Monday, 31 March 2008

Best of the Web Today



I shouldn’t say this, but no matter what happens in the Democrat Party, I’m going to be delighted. Yes, one of the two candidates must win; but one must lose. It’s going to be great fun to hear the wailing. Will supporters of the loser walk? Will Obama and Clinton have to be on the ticket together to keep everyone happy? Will there be lawsuits challenging this or that aspect of the nominating process? Stay tuned.

Baseball Notes

1. I want your World Series winner. Don’t give me the division winners or the World Series loser. Just the winner. There is a lot at stake. If you’re wrong, you will be mocked mercilessly at the end of the season. My pick is Detroit (pronounced day-TWAH).

2. Mark Spahn sent a link to this Power Line post. I guess I’m not the only person with the fever.

Curro Ergo Sum

I had a good month, athletically. I ran 15 times (either 3.1 or 4.3 miles) and rode my bike three times, for a total of 18 aerobic activities in 31 days. What did you do?


Between innings of yesterday’s baseball game between the Atlanta Braves and the Washington Nationals, I channel surfed. I happened upon a soccer match on HDNet. It put me to sleep instantly.

“Proselytising Atheism”

Here is a review essay by philosopher John Gray.

Problems of Evil

A defense of atheism has two parts. The first is to criticize arguments for the existence of God. The second is to argue for the nonexistence of God. Let me distinguish two arguments for the nonexistence of God. The first goes like this:

1. The proposition that God exists and the proposition that evil exists are inconsistent.
2. Evil exists.
3. God does not exist.

Most theists accept 2 and reject 1. The second argument goes like this:

1. The proposition that God exists and the proposition that gratuitous evil exists are inconsistent.
2. Gratuitous evil exists.
3. God does not exist.

This time, theists accept 1 and reject 2. Both atheistic arguments are valid, but the theist claims that both are unsound.


One of the most common mistakes in writing is using “alot” instead of “a lot,” as in “My car has been giving me alot of trouble.” There is no word “alot” in the English language. There is a word “allot,” but that means something quite different. Why do we see “alot,” but not “afew,” as in “Hand me afew nails”? It’s probably because there’s no word “affew” with which to confuse it.

Addendum: Oh my god. I typed “alot” (with quotation marks) into the Google search engine. I got 112,000,000 hits. That’s a lot of dumb people. (Sorry.)

Addendum 2: I found this in the search.

A Year Ago


From Today’s New York Times

To the Editor:

Bruce Bartlett’s call to “Stop Those Checks” is a ray of hope for true American values in these troubled economic times. I would happily sacrifice my rebate if I “knew that the money would be used instead to help families in need.”

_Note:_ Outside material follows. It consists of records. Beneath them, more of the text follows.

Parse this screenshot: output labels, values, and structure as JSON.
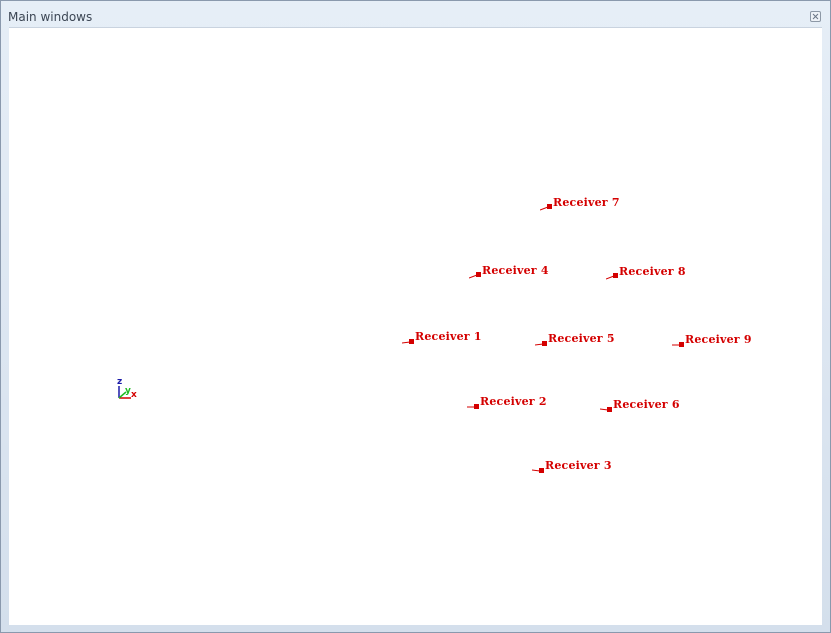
{
  "window": {
    "title": "Main windows",
    "close_icon": "close-icon"
  },
  "colors": {
    "receiver": "#d40000",
    "axis_x": "#d40000",
    "axis_y": "#22bb22",
    "axis_z": "#1a1aa8"
  },
  "axis_triad": {
    "x": "x",
    "y": "y",
    "z": "z"
  },
  "receivers": [
    {
      "label": "Receiver 1"
    },
    {
      "label": "Receiver 2"
    },
    {
      "label": "Receiver 3"
    },
    {
      "label": "Receiver 4"
    },
    {
      "label": "Receiver 5"
    },
    {
      "label": "Receiver 6"
    },
    {
      "label": "Receiver 7"
    },
    {
      "label": "Receiver 8"
    },
    {
      "label": "Receiver 9"
    }
  ]
}
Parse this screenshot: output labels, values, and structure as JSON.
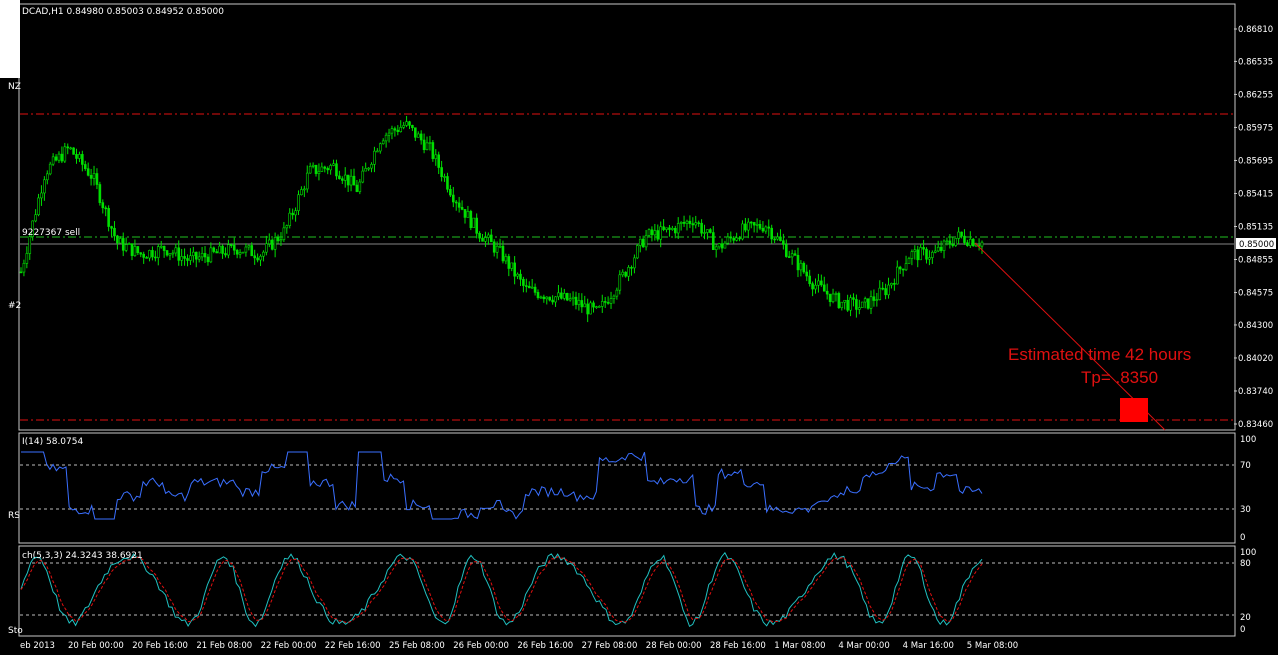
{
  "main_chart": {
    "header": "DCAD,H1  0.84980 0.85003 0.84952 0.85000",
    "order_label": "9227367 sell",
    "left_tags": [
      "NZ",
      "#2"
    ],
    "price_axis": [
      "0.86810",
      "0.86535",
      "0.86255",
      "0.85975",
      "0.85695",
      "0.85415",
      "0.85135",
      "0.84855",
      "0.84575",
      "0.84300",
      "0.84020",
      "0.83740",
      "0.83460"
    ],
    "current_price": "0.85000",
    "annotation_line1": "Estimated time 42 hours",
    "annotation_line2": "Tp= .8350",
    "colors": {
      "candle": "#00e000",
      "resistance": "#e01010",
      "order": "#20c020",
      "target": "#ff0000"
    }
  },
  "rsi_panel": {
    "title": "I(14) 58.0754",
    "left_tag": "RS",
    "axis": [
      "100",
      "70",
      "30",
      "0"
    ],
    "color": "#3a6fff"
  },
  "stoch_panel": {
    "title": "ch(5,3,3) 24.3243 38.6921",
    "left_tag": "Sto",
    "axis": [
      "100",
      "80",
      "20",
      "0"
    ],
    "main_color": "#20c0c0",
    "signal_color": "#e01010"
  },
  "time_axis": [
    "eb 2013",
    "20 Feb 00:00",
    "20 Feb 16:00",
    "21 Feb 08:00",
    "22 Feb 00:00",
    "22 Feb 16:00",
    "25 Feb 08:00",
    "26 Feb 00:00",
    "26 Feb 16:00",
    "27 Feb 08:00",
    "28 Feb 00:00",
    "28 Feb 16:00",
    "1 Mar 08:00",
    "4 Mar 00:00",
    "4 Mar 16:00",
    "5 Mar 08:00"
  ],
  "chart_data": {
    "type": "candlestick",
    "symbol": "DCAD",
    "timeframe": "H1",
    "ohlc_last": {
      "open": 0.8498,
      "high": 0.85003,
      "low": 0.84952,
      "close": 0.85
    },
    "resistance_level": 0.861,
    "support_level": 0.8347,
    "order_level": 0.8505,
    "take_profit": 0.835,
    "close_path": [
      {
        "x": "19 Feb 2013",
        "y": 0.8475
      },
      {
        "x": "19 Feb 2013",
        "y": 0.856
      },
      {
        "x": "19 Feb 2013",
        "y": 0.858
      },
      {
        "x": "19 Feb 2013",
        "y": 0.8555
      },
      {
        "x": "20 Feb 00:00",
        "y": 0.85
      },
      {
        "x": "20 Feb 00:00",
        "y": 0.849
      },
      {
        "x": "20 Feb 16:00",
        "y": 0.8495
      },
      {
        "x": "20 Feb 16:00",
        "y": 0.8485
      },
      {
        "x": "21 Feb 08:00",
        "y": 0.849
      },
      {
        "x": "21 Feb 08:00",
        "y": 0.8495
      },
      {
        "x": "22 Feb 00:00",
        "y": 0.849
      },
      {
        "x": "22 Feb 00:00",
        "y": 0.851
      },
      {
        "x": "22 Feb 00:00",
        "y": 0.856
      },
      {
        "x": "22 Feb 16:00",
        "y": 0.8565
      },
      {
        "x": "22 Feb 16:00",
        "y": 0.8545
      },
      {
        "x": "25 Feb 08:00",
        "y": 0.859
      },
      {
        "x": "25 Feb 08:00",
        "y": 0.86
      },
      {
        "x": "25 Feb 08:00",
        "y": 0.858
      },
      {
        "x": "26 Feb 00:00",
        "y": 0.854
      },
      {
        "x": "26 Feb 00:00",
        "y": 0.851
      },
      {
        "x": "26 Feb 00:00",
        "y": 0.849
      },
      {
        "x": "26 Feb 16:00",
        "y": 0.846
      },
      {
        "x": "26 Feb 16:00",
        "y": 0.8455
      },
      {
        "x": "27 Feb 08:00",
        "y": 0.845
      },
      {
        "x": "27 Feb 08:00",
        "y": 0.844
      },
      {
        "x": "28 Feb 00:00",
        "y": 0.847
      },
      {
        "x": "28 Feb 00:00",
        "y": 0.8505
      },
      {
        "x": "28 Feb 16:00",
        "y": 0.851
      },
      {
        "x": "28 Feb 16:00",
        "y": 0.852
      },
      {
        "x": "28 Feb 16:00",
        "y": 0.8495
      },
      {
        "x": "1 Mar 08:00",
        "y": 0.851
      },
      {
        "x": "1 Mar 08:00",
        "y": 0.8515
      },
      {
        "x": "1 Mar 08:00",
        "y": 0.849
      },
      {
        "x": "4 Mar 00:00",
        "y": 0.8465
      },
      {
        "x": "4 Mar 00:00",
        "y": 0.845
      },
      {
        "x": "4 Mar 00:00",
        "y": 0.8445
      },
      {
        "x": "4 Mar 16:00",
        "y": 0.846
      },
      {
        "x": "4 Mar 16:00",
        "y": 0.849
      },
      {
        "x": "5 Mar 08:00",
        "y": 0.849
      },
      {
        "x": "5 Mar 08:00",
        "y": 0.8505
      },
      {
        "x": "5 Mar 08:00",
        "y": 0.85
      }
    ],
    "ylim": [
      0.8346,
      0.8681
    ],
    "rsi_last": 58.0754,
    "stoch_last": [
      24.3243,
      38.6921
    ]
  }
}
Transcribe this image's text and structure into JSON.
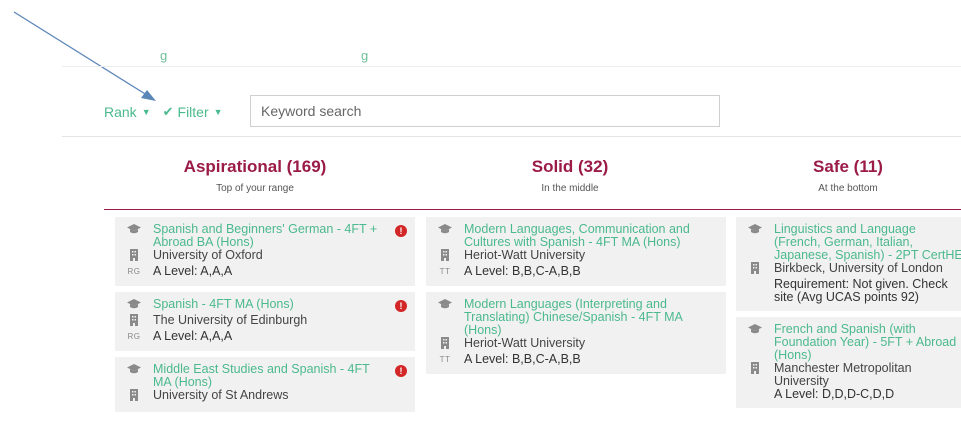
{
  "annotation": {
    "color": "#5b86b8"
  },
  "top_fragment": {
    "text": "g"
  },
  "toolbar": {
    "rank_label": "Rank",
    "filter_label": "Filter",
    "search_placeholder": "Keyword search"
  },
  "colors": {
    "accent": "#4bb98e",
    "brand": "#9b1b48",
    "alert": "#d32626",
    "card_bg": "#f1f1f1"
  },
  "columns": [
    {
      "title": "Aspirational (169)",
      "subtitle": "Top of your range",
      "cards": [
        {
          "course": "Spanish and Beginners' German - 4FT + Abroad BA (Hons)",
          "university": "University of Oxford",
          "tariff_badge": "RG",
          "requirement": "A Level: A,A,A",
          "alert": true
        },
        {
          "course": "Spanish - 4FT MA (Hons)",
          "university": "The University of Edinburgh",
          "tariff_badge": "RG",
          "requirement": "A Level: A,A,A",
          "alert": true
        },
        {
          "course": "Middle East Studies and Spanish - 4FT MA (Hons)",
          "university": "University of St Andrews",
          "tariff_badge": "",
          "requirement": "",
          "alert": true
        }
      ]
    },
    {
      "title": "Solid (32)",
      "subtitle": "In the middle",
      "cards": [
        {
          "course": "Modern Languages, Communication and Cultures with Spanish - 4FT MA (Hons)",
          "university": "Heriot-Watt University",
          "tariff_badge": "TT",
          "requirement": "A Level: B,B,C-A,B,B",
          "alert": false
        },
        {
          "course": "Modern Languages (Interpreting and Translating) Chinese/Spanish - 4FT MA (Hons)",
          "university": "Heriot-Watt University",
          "tariff_badge": "TT",
          "requirement": "A Level: B,B,C-A,B,B",
          "alert": false
        }
      ]
    },
    {
      "title": "Safe (11)",
      "subtitle": "At the bottom",
      "cards": [
        {
          "course": "Linguistics and Language (French, German, Italian, Japanese, Spanish) - 2PT CertHE",
          "university": "Birkbeck, University of London",
          "tariff_badge": "",
          "requirement": "Requirement: Not given. Check site (Avg UCAS points 92)",
          "alert": false
        },
        {
          "course": "French and Spanish (with Foundation Year) - 5FT + Abroad (Hons)",
          "university": "Manchester Metropolitan University",
          "tariff_badge": "",
          "requirement": "A Level: D,D,D-C,D,D",
          "alert": false
        }
      ]
    }
  ]
}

In fact, since reading Mr. Bartlett’s plea, I have decided not to spend the money on yet one more possession or even on gas but to donate it to a charity that I know will help a family that has lost its home or to an organization that helps the thousands of disabled Iraq war veterans find adequate medical support.

Janet Kehl
Arrowsic, Me., March 24, 2008

Yankee Watch

David Fryman sent a link to this. Go Yankees! (Isn’t it ironic that just days after Jerry Katz stopped reading my blog—because I’m too hard on the Yankees—I say “Go Yankees!”?)

Lino A. Graglia on Judicial Policymaking

There is no reason to expect expertise in decisionmaking on social policy issues, even if there were such a thing, from Supreme Court Justices, whose only professional qualification is that they are lawyers. Attendance at law school is less a means of studying a substantive academic discipline than a means of avoiding doing so. Law training may be particularly unsuited to training policymakers, because lawyers, having specialized in nothing, easily come to consider themselves (as “generalists”) experts in everything, substituting rhetorical skill for knowledge. Supreme Court Justices ordinarily not only know little of the issues they pass on in constitutional cases—for example, the consequences of different social policies on homosexuality—but, worse, as lawyers, typically don’t know that they don’t know.

The premise that judges are peculiarly trustworthy policymakers, more likely than other public officials to make policy decisions on an impartial or disinterested basis free of political or ideological commitments is, if anything, even more mistaken than the belief that the answer to real problems of social choice can be found in natural law. Lawyers do not cease being lawyers, trained in the manipulation of language to support pre-ordained results, when they put on a robe. There is nothing in the study or practice of law likely to inculcate habits of exceptional honesty or ethical refinement. It serves instead to accommodate the mind to the unembarrassed assertion of fiction.

(Lino A. Graglia, “Lawrence v. Texas: Our Philosopher-Kings Adopt Libertarianism as Our Official National Philosophy and Reject Traditional Morality as a Basis for Law,” Ohio State Law Journal 65 [2004]: 1139-50, at 1147 [footnote omitted])